When a person is prepared to receive something, a series of accidents takes place. (Irving Sandler)

Every brushstroke has a certain tension, a certain nervousness. Every brushstroke is, in a sense, some kind of accident. (Raphael Soyer)

As soon as you accept the accidental effects, they are no longer accidents. They are necessity – the part of yourself that you could not expect or design beforehand. Thus the realm of your creativity grows wider. (Kazuaki Tanahashi)

The unforseen event, the 'accident,' the unexpected all play a very large part in my creative play.
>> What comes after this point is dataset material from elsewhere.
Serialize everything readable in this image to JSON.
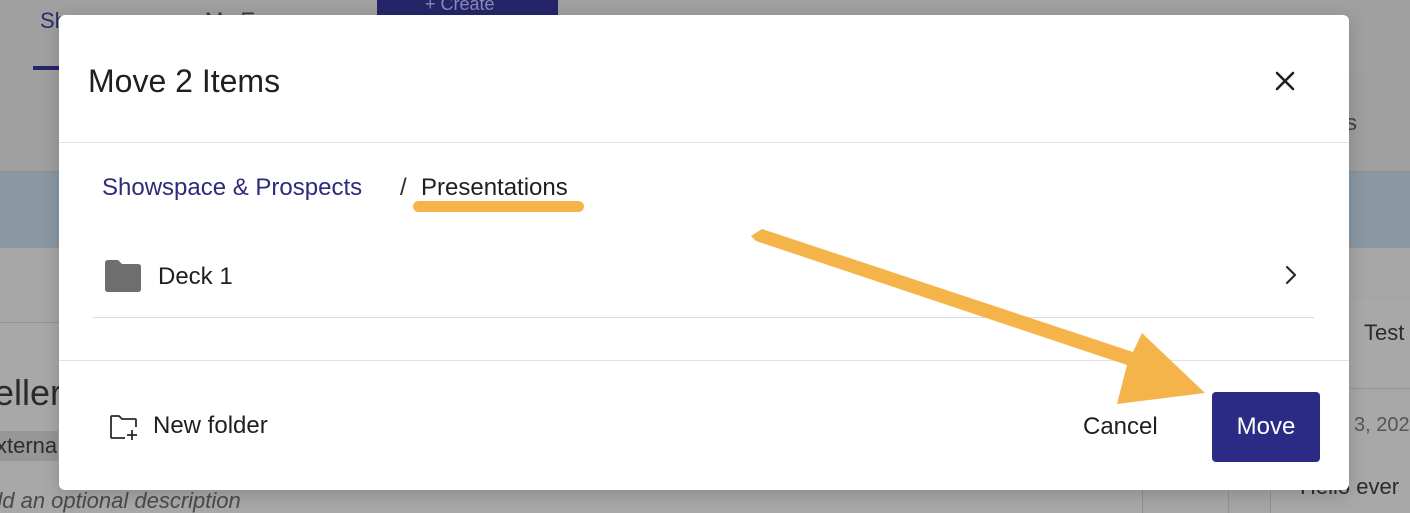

I prefer to let the materials suggest the direction of a work. (Burnell Yow!)

Monday, June 23, 2014

You DON'T want to do a DAILY blog!
It’s Monday, June 23 and I have dedicated myself to writing a blog entry every day.

I do not consider my life to be what anyone would describe as exciting so this could be the most incredibly boring blog ever if I just talked about my life.  What I think is important is to connect with other artists. 
Maybe other artists are also feeling that their life is also not incredibly interesting but they are nevertheless also developing their art career and are also learning more about how professional artists structure their days from day to day.

I don’t want this blog to be just a one way dialogue and want to hear from other artists (and any creative business person/entrepreneur) too so we all can learn from one another. 

What works in your life?  You are always learning how to manage life and create the best art you can...just like me.  It isn't easy.
So that is what I will talk about - each day what I do to create art and make what I do better and the other adventures into art that I embark on and the other things that just happen that enhance or interfere with that.

I have been refreshing my art education since the beginning of the year.  I spend a portion of the beginning and/or end of the day learning something about art and artists through history.  This must come up (art history) just with the every day sketching I have been doing...I have been involved in the study of values and perspective, for instance – and how can the study of value and perspective not lead me to learning more about da Vinci?   

I have been trying to shore up the holes in my art education in other ways - for example, I have been learning more about oil painting.  You can't paint well if you can't draw well...I think. 

I want to paint some scenes from around our property to frame and hang in the living room which is currently being remodeled a bit to make it more of a gallery space for my sculpture.  So I have been on Stapleton Kearns blog and he is fantastically educational not just about painting but about art history.

These things and more (to be shared in future posts) have been important inroads to keeping me motivated to sculpt more and to always think of myself and my work as truly a professional endeavor. 

I hope to hear from anyone out there, all of you artist/entrepreneurs.  What do you do every day?  Do you try to continually educate yourself about art and what is it you do to keep your work it’s best and to keep your muse alive?
last Saturday's sketchbook entry - still life - a study of values and perspective.